Today sees the formal launch of the new What Works Centre for Local Economic Growth.
At the heart of our work lies one central question – what can policy do to increase local economic growth? It’s a question that continues to both perplex and challenge decision makers and academics. In a period where government is faced with slow growth and tight budgets, and is also shifting powers towards local areas, it’s also a question that has assumed increased importance. At the What Works Centre for Local Economic Growth, we believe that careful research and evaluation has a crucial role to play in answering this question, and increasing the effectiveness of policy making.

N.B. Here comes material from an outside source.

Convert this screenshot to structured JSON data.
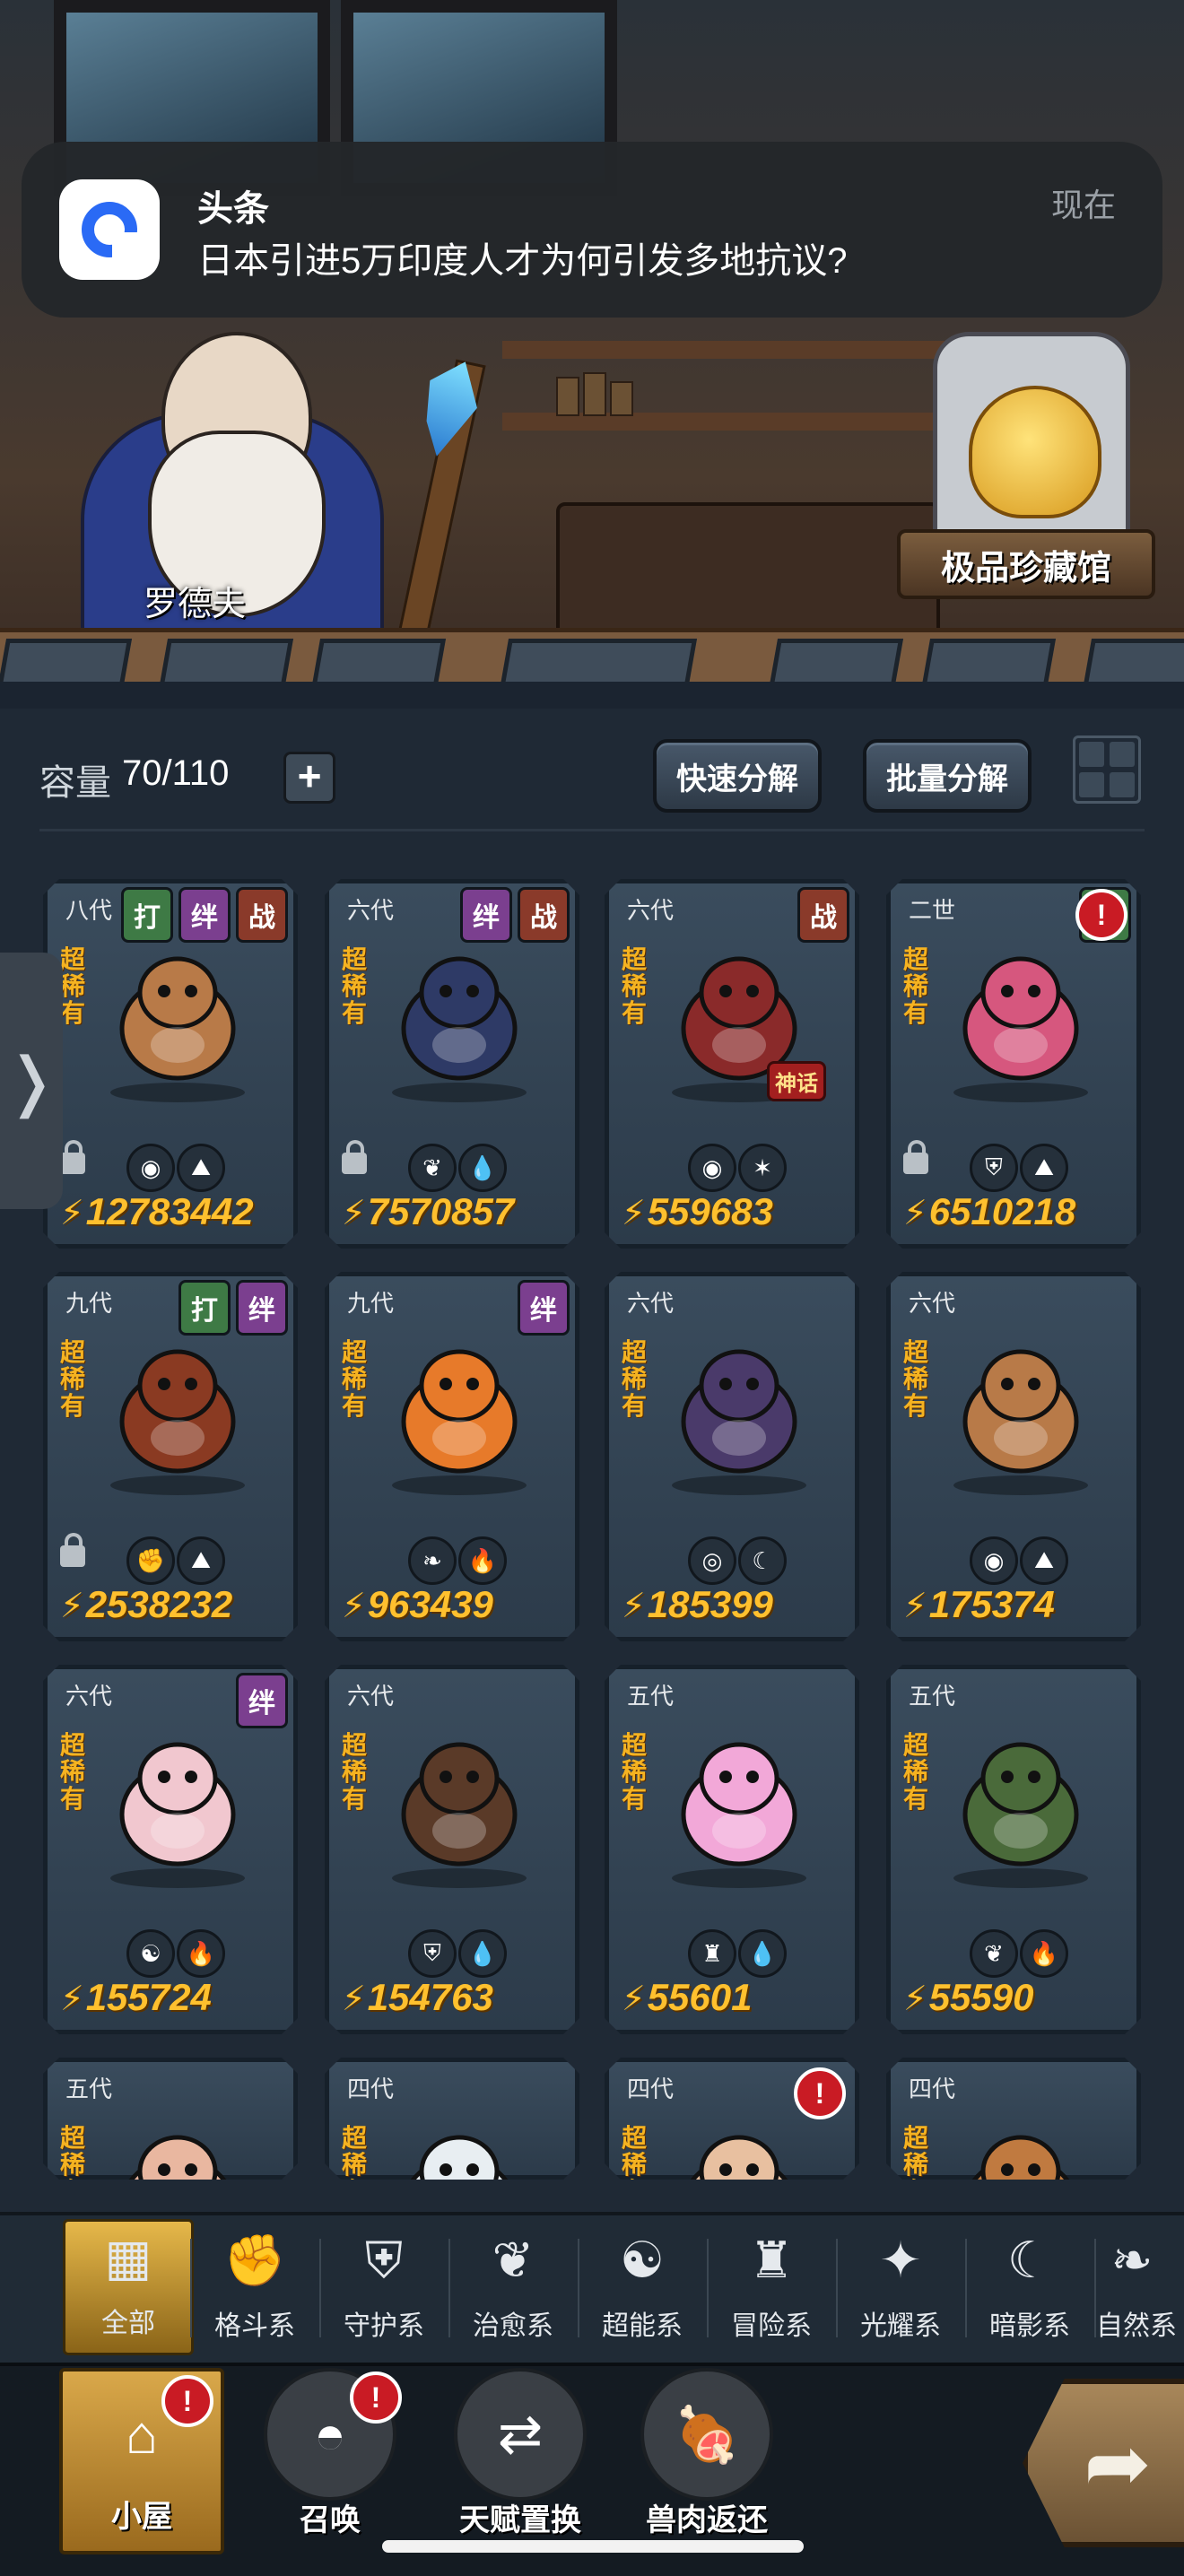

Unfortunately, understanding, assessing and making use of the evidence is not easy for policymakers facing the day-to-day challenge of delivering better economic outcomes for their communities. We are here to help. We are going to start by systematically reviewing the evidence on key areas such as employment, skills, housing and transport policy to identify the most effective interventions. We will be ranking these interventions in terms of the strength of the evidence, its applicability and cost effectiveness. These reviews should provide local decision makers with crucial insights to help them drive local economic growth and we will work hard to make sure that their findings are understood and used by decision makers. To do this, we will be running roundtables and workshops across the country, creating communities of interest and setting up an interactive website and evidence database.
But our work won’t stop there. Our longer term objectives are to ensure that robust evidence is embedded in the development of policy, that these polices are effectively evaluated and that feedback is used to improve them. To achieve this we will be working with local decision makers to improve evaluation standards so that we can learn more about what policies work, where. And we will work with local partners to set up a series of demonstrator projects to show how effective evaluation can work in practice.
Getting a new Centre up and running is a big task, and it would be remiss of me to finish without thanking our funders (BIS, CLG and ESRC), our contacts in local and central government and all the staff at Arup, Centre for Cities and LSE who have helped get us this far. But our success in the future will depend on more than the backing of an excellent team. Underpinning the aim of the Centre is the principle of continuous and effective user engagement. This is not meant to be an ivory tower exercise, so please get involved. Follow us on twitter (@whatworksgrowth), sign up to our newsletter at the bottom of this page or come to one of our events. And of course, if you are interested in the work of the Centre and want to learn more please feel free to get in touch by email. I hope to hear from and meet with many of you over the months and years to come.